Find the lines holding the string "icon" in the data, then copy all of them.
※ ※ ※
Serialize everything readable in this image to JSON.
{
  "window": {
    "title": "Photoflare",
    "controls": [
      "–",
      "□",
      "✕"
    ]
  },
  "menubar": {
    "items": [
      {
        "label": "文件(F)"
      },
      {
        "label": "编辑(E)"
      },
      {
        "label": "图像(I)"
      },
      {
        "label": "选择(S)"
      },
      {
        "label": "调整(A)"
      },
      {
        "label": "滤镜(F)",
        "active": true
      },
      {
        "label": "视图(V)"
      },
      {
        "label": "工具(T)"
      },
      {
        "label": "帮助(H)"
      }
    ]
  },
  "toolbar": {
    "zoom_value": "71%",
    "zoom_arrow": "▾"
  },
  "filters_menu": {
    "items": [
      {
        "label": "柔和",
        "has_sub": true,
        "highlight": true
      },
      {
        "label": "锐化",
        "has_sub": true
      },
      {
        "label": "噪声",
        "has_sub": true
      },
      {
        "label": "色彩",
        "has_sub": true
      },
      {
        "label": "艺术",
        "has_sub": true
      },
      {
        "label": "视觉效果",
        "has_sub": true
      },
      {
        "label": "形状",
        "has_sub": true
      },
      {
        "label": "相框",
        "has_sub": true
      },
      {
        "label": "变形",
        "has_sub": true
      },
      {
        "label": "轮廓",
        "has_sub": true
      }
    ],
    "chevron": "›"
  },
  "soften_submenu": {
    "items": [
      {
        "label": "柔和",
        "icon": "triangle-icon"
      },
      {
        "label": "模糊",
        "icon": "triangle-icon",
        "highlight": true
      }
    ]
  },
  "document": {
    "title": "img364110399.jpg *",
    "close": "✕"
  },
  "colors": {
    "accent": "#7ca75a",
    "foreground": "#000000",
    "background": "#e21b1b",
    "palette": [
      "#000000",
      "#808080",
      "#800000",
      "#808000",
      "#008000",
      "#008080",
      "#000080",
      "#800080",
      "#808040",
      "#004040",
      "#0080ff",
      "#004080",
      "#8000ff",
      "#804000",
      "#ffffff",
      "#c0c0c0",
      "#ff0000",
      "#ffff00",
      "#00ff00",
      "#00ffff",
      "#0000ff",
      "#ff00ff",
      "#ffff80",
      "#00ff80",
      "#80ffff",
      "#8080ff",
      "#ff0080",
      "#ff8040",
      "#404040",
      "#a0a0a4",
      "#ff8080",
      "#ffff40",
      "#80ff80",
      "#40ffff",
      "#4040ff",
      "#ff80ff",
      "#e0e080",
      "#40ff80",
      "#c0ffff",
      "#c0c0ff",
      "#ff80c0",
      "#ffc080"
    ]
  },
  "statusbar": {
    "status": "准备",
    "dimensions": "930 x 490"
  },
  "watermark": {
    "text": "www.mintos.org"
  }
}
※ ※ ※
• **Completed exercise**:
        "icon": "triangle-icon"
        "icon": "triangle-icon",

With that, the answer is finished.